(DATA EXCERPTS Opens)

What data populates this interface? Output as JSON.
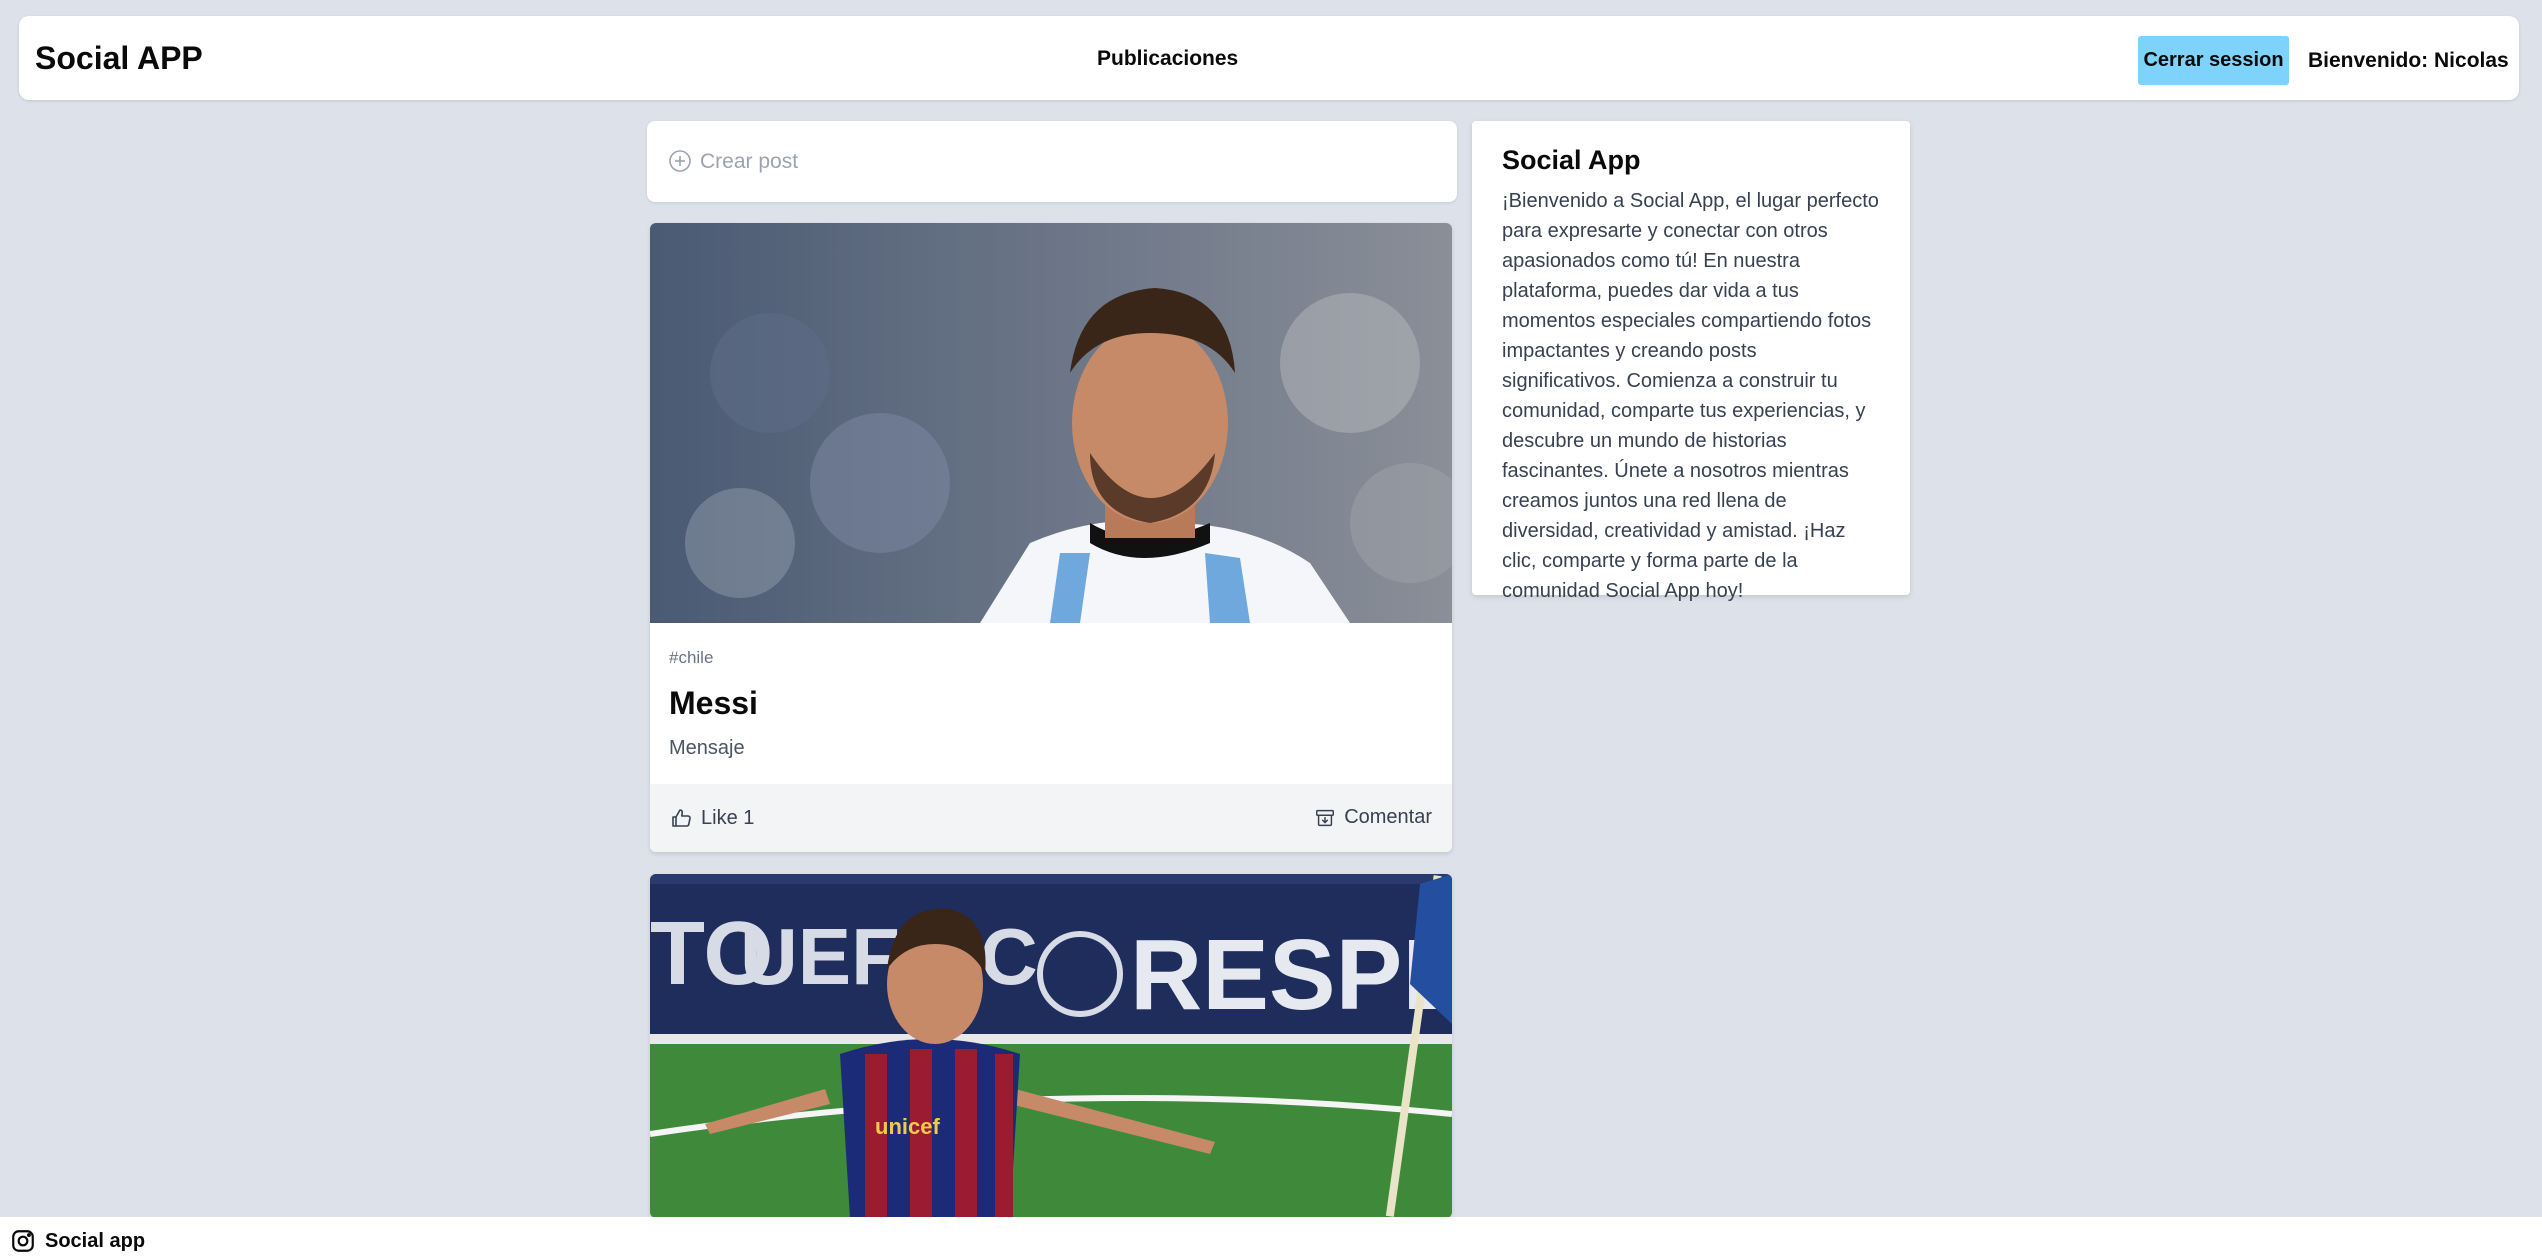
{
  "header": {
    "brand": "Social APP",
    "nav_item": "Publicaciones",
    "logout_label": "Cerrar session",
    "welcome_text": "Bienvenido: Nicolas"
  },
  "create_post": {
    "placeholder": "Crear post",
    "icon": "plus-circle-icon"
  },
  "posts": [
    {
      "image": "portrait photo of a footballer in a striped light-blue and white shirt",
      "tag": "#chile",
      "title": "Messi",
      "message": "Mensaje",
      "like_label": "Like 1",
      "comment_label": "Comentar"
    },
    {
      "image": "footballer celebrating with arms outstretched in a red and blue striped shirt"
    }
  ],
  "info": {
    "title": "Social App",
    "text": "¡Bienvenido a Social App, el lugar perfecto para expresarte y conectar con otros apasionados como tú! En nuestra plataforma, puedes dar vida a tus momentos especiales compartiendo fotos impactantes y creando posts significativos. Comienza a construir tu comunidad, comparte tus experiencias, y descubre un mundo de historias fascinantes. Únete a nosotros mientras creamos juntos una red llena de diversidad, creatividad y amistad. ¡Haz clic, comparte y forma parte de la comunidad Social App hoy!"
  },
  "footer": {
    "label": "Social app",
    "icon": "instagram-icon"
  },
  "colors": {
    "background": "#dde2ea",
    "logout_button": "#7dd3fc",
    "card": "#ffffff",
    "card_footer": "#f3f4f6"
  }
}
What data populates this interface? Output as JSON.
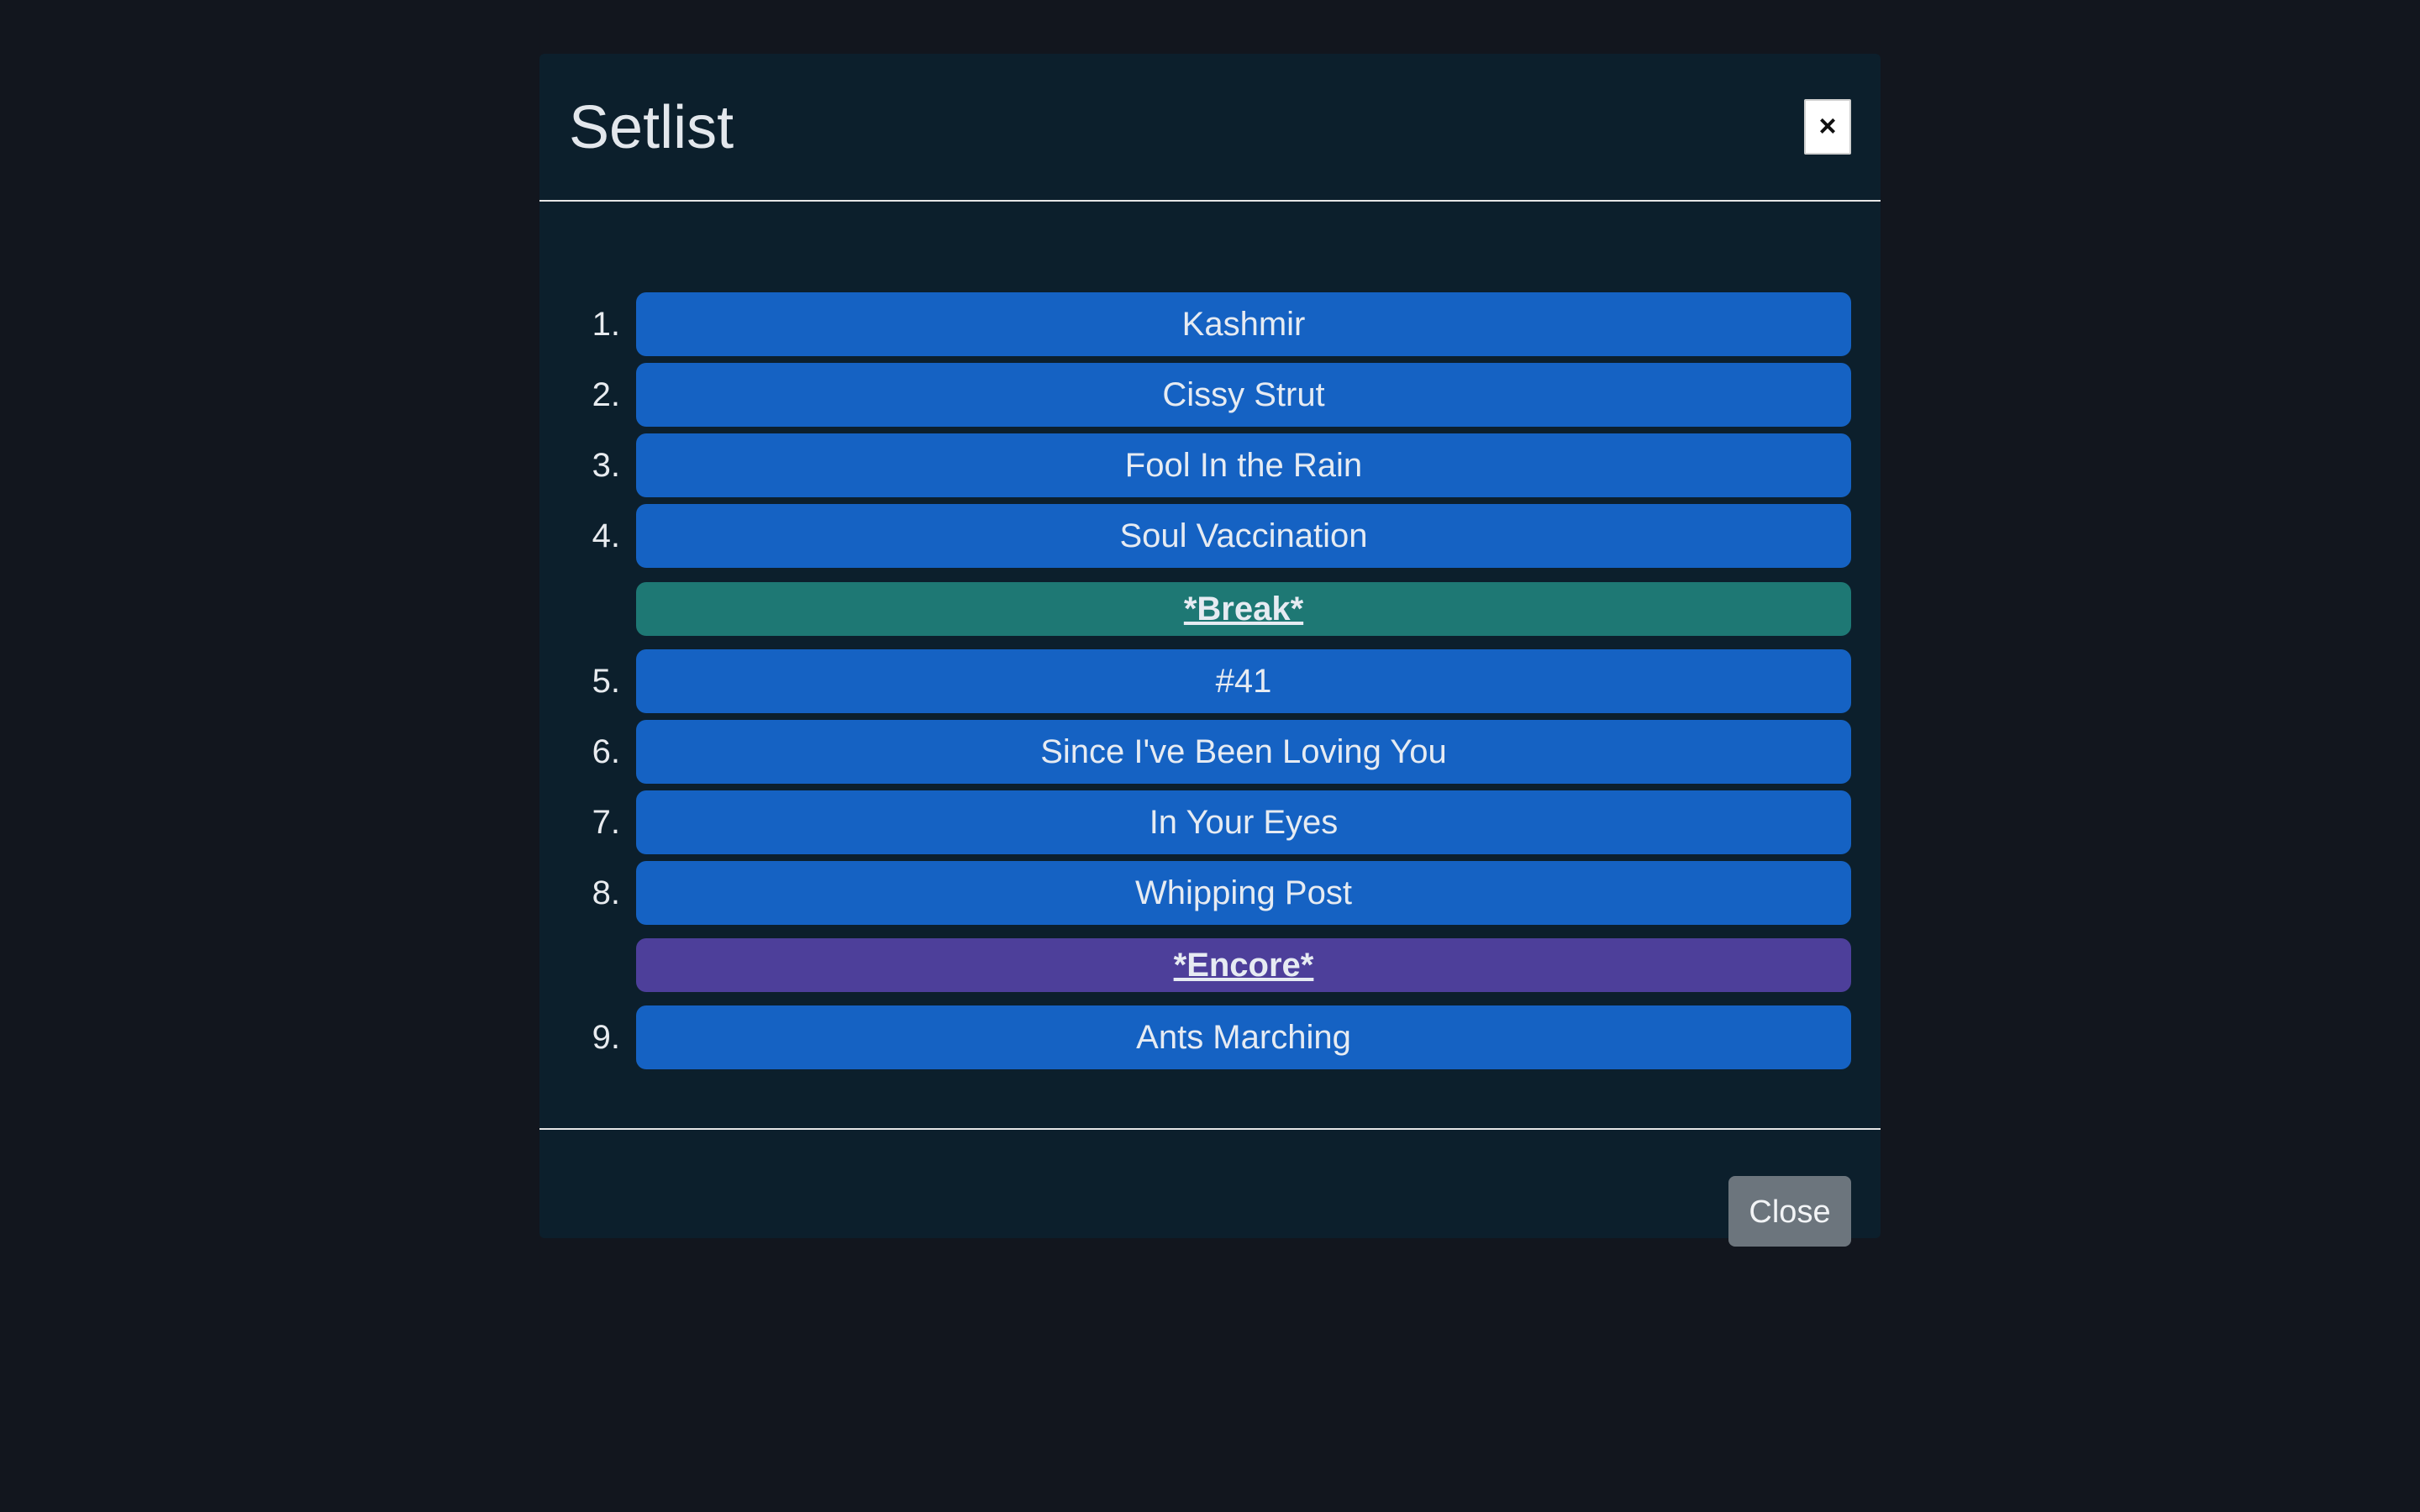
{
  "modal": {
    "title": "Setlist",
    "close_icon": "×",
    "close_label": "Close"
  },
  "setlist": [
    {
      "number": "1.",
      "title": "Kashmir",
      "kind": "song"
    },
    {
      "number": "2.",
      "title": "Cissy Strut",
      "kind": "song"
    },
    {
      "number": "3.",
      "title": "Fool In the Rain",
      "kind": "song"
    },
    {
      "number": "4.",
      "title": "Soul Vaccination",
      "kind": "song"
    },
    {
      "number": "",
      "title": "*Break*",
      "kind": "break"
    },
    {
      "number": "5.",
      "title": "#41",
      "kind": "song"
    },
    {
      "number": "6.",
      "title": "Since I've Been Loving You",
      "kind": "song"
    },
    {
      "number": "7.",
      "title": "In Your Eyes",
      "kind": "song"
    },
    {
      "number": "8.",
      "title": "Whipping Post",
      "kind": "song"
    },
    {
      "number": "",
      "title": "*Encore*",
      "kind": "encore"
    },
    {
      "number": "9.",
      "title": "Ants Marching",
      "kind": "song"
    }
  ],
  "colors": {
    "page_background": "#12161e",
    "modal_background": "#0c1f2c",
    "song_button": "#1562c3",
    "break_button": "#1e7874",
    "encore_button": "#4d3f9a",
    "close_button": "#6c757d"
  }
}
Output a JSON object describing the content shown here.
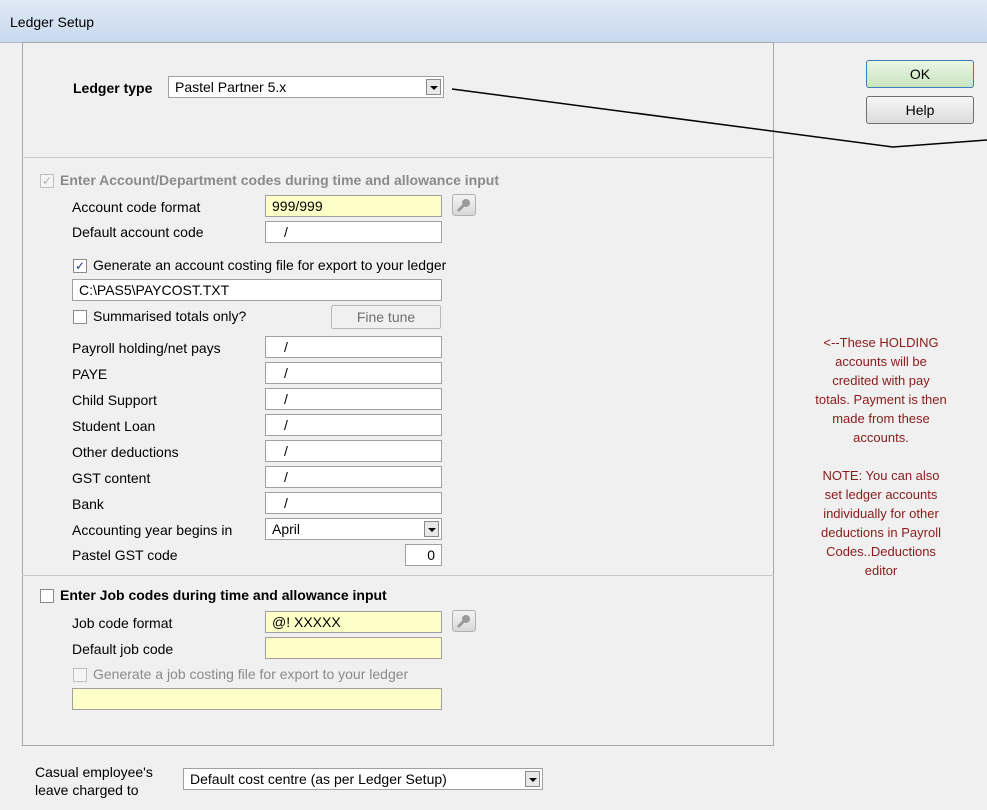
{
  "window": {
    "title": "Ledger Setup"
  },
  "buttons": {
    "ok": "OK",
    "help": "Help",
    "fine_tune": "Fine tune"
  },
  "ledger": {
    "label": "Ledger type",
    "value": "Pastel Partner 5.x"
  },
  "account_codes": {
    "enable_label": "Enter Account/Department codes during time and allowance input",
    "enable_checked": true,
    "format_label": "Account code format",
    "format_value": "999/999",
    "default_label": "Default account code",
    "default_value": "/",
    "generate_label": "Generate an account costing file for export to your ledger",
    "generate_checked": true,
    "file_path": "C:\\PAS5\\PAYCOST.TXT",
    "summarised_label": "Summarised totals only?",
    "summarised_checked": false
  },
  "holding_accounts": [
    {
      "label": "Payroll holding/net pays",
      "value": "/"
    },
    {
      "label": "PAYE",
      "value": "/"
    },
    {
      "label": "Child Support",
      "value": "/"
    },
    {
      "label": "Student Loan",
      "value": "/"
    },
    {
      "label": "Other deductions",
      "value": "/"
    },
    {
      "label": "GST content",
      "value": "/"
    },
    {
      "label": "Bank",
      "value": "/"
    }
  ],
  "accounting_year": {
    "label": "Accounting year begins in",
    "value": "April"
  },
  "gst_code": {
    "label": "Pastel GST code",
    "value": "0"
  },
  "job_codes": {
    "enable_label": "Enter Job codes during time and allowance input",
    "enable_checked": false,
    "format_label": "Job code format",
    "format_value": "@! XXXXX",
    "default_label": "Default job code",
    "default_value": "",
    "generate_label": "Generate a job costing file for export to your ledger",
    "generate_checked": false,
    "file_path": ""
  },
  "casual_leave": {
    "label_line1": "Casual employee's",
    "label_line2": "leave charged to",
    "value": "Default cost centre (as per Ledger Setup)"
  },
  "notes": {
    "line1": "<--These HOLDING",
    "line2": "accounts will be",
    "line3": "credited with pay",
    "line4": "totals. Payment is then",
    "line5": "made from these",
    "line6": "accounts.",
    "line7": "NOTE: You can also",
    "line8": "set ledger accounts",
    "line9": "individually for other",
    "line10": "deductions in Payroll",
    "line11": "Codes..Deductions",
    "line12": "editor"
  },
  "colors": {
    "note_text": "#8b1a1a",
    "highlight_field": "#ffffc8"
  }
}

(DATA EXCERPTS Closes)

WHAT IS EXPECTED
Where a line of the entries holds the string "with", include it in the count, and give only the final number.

SOLUTION FOR THIS PROBLEM
2